= Beginning of Section =
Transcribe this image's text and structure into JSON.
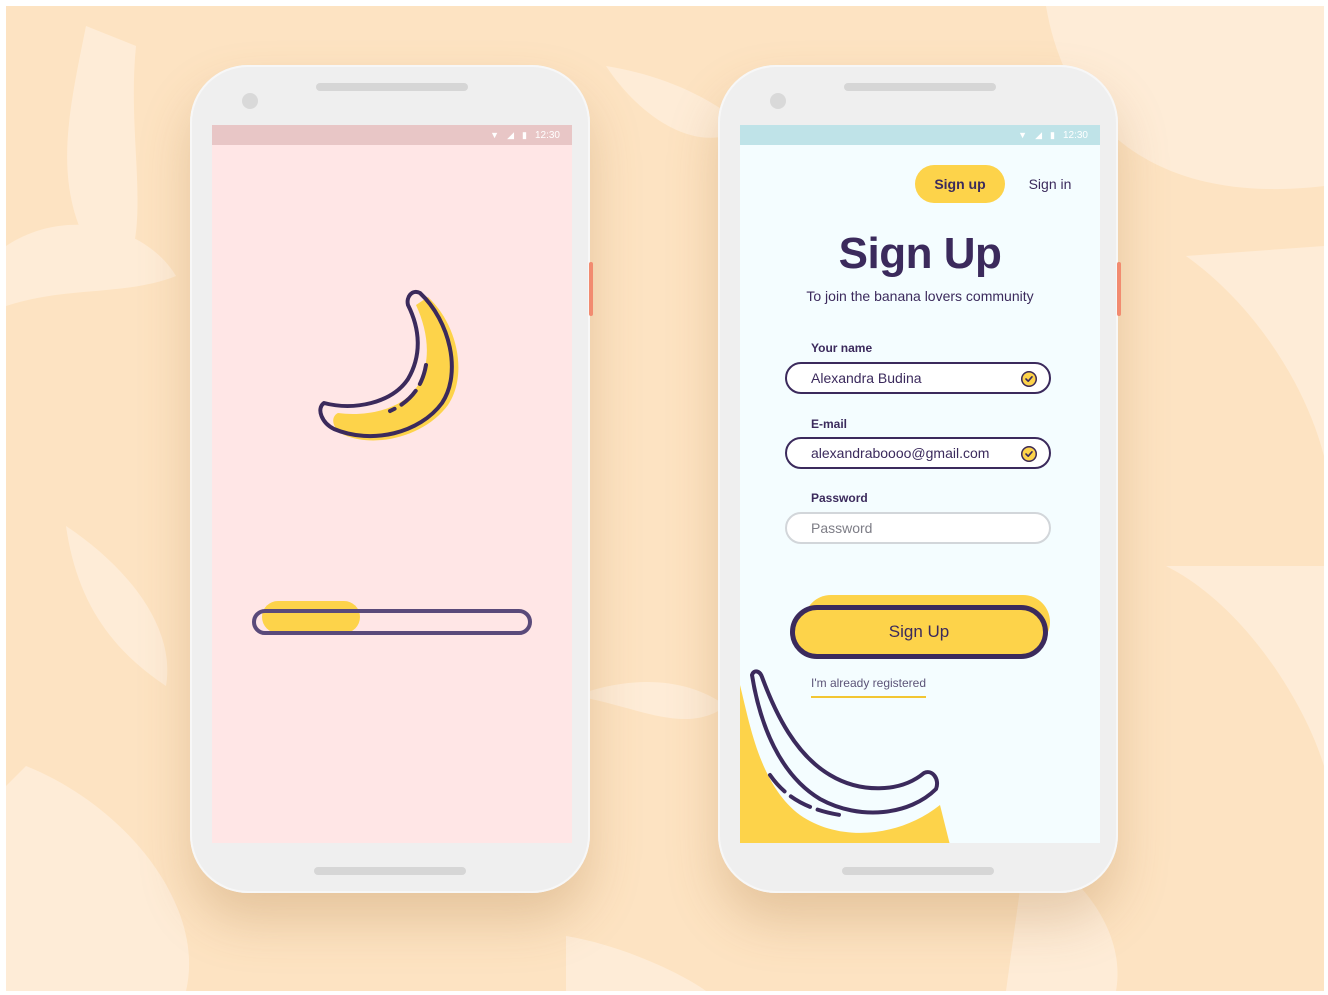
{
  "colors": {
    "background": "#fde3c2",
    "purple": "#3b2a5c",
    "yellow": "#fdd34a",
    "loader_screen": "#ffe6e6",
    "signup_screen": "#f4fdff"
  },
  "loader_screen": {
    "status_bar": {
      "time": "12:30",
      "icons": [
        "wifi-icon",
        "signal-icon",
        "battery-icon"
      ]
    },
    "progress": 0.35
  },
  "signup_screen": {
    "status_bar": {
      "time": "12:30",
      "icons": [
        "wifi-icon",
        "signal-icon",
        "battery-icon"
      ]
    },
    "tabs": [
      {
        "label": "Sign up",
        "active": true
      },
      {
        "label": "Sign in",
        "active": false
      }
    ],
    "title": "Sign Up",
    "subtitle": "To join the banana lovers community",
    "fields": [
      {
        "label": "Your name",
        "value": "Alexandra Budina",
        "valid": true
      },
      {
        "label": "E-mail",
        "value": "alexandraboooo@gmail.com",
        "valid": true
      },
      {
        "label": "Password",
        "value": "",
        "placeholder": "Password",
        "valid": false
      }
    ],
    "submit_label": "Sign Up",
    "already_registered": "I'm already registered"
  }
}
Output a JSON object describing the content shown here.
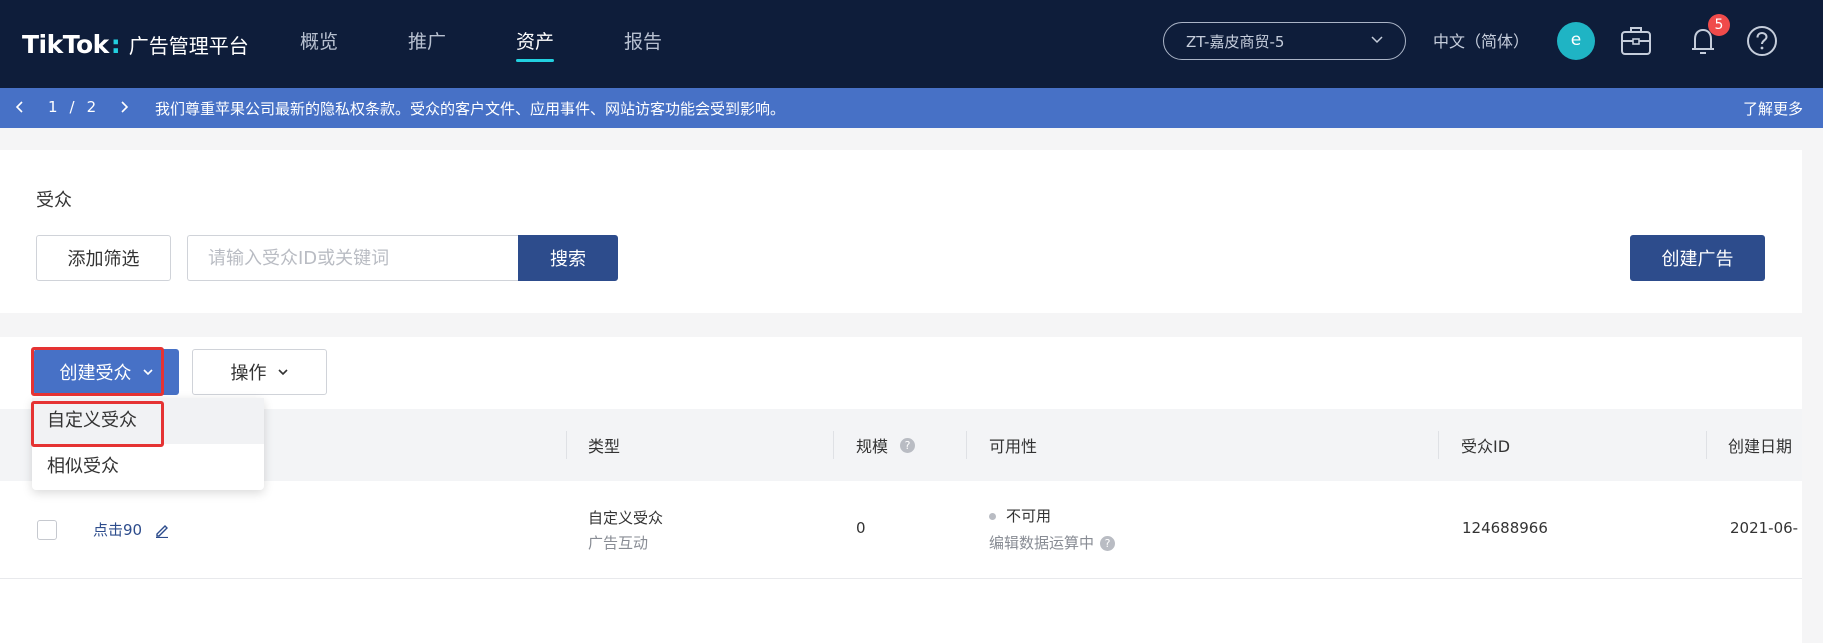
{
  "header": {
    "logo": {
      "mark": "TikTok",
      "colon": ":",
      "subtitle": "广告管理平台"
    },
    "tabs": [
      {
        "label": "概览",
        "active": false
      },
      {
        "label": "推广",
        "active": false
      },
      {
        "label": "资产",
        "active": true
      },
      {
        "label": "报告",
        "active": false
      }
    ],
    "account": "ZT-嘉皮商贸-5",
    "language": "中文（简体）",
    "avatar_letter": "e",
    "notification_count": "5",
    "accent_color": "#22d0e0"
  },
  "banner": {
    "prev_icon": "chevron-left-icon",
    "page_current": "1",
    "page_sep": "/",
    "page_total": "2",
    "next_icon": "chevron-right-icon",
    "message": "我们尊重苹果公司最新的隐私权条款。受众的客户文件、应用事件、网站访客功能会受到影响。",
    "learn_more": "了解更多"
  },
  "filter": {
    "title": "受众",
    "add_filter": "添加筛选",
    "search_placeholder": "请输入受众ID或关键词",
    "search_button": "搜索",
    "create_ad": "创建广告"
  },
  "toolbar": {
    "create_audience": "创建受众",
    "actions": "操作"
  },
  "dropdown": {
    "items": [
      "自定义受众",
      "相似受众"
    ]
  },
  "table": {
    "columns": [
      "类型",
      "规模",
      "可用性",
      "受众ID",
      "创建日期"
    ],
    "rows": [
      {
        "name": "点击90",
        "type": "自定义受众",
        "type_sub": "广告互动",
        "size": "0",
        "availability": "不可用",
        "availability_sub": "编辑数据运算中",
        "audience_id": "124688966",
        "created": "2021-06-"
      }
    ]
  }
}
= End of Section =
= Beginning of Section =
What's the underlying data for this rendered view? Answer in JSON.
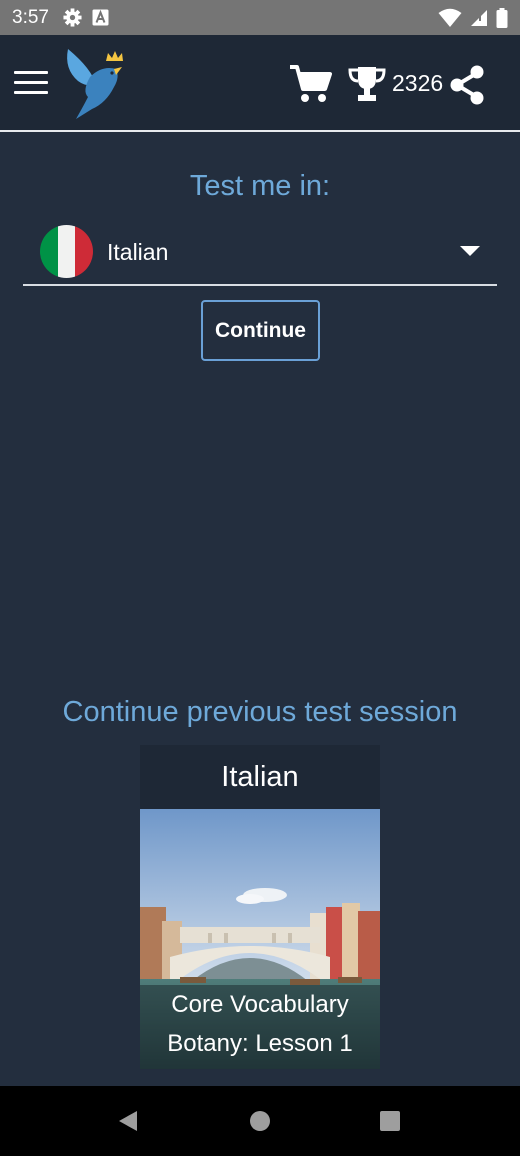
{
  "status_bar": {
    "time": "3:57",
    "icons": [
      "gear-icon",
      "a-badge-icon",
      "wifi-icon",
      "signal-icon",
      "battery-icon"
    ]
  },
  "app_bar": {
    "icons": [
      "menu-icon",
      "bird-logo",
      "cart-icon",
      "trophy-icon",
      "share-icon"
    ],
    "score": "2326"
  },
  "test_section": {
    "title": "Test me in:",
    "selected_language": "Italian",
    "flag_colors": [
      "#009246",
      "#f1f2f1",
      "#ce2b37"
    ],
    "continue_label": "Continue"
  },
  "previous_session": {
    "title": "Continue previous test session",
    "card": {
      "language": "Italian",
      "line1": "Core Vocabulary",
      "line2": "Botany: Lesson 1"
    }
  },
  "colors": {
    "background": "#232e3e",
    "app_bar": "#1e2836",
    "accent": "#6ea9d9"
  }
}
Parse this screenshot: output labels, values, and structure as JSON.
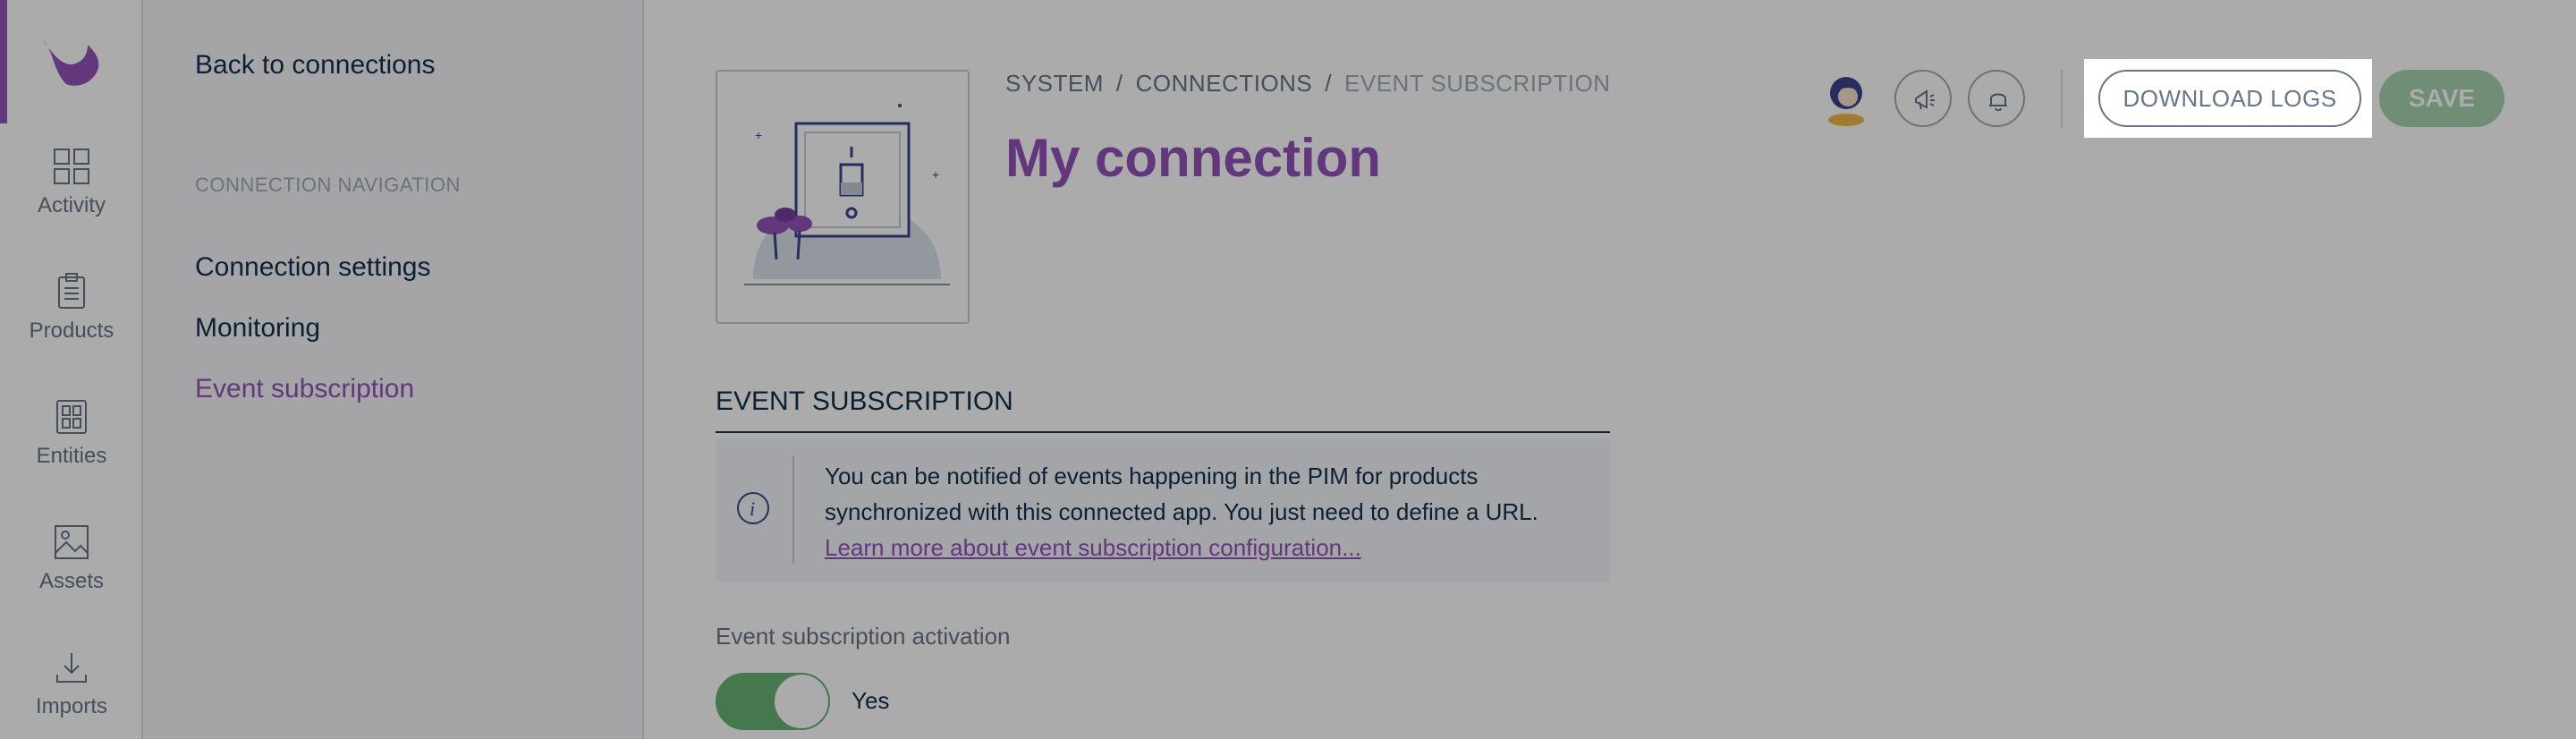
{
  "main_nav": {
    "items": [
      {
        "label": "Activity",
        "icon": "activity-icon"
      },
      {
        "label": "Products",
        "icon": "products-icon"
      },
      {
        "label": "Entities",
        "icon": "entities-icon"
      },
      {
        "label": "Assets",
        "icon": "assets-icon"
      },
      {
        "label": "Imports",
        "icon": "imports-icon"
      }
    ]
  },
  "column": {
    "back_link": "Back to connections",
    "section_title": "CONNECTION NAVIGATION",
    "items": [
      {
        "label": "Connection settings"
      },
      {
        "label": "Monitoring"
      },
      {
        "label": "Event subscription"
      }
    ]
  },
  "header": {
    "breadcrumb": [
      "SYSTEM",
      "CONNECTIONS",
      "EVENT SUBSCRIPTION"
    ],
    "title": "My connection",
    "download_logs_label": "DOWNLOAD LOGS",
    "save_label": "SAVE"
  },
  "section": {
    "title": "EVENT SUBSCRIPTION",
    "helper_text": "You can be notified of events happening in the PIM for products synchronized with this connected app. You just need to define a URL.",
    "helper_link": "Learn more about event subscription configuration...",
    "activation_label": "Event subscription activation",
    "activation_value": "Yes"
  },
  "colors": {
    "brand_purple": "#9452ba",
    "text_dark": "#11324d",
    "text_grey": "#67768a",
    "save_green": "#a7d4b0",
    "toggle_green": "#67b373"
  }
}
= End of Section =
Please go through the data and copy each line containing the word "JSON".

Task result ▸
Transcribe this image's text and structure into JSON.
Output a JSON object describing the content shown here.
What's the underlying data for this rendered view? Answer in JSON.
Parse this screenshot: output labels, values, and structure as JSON.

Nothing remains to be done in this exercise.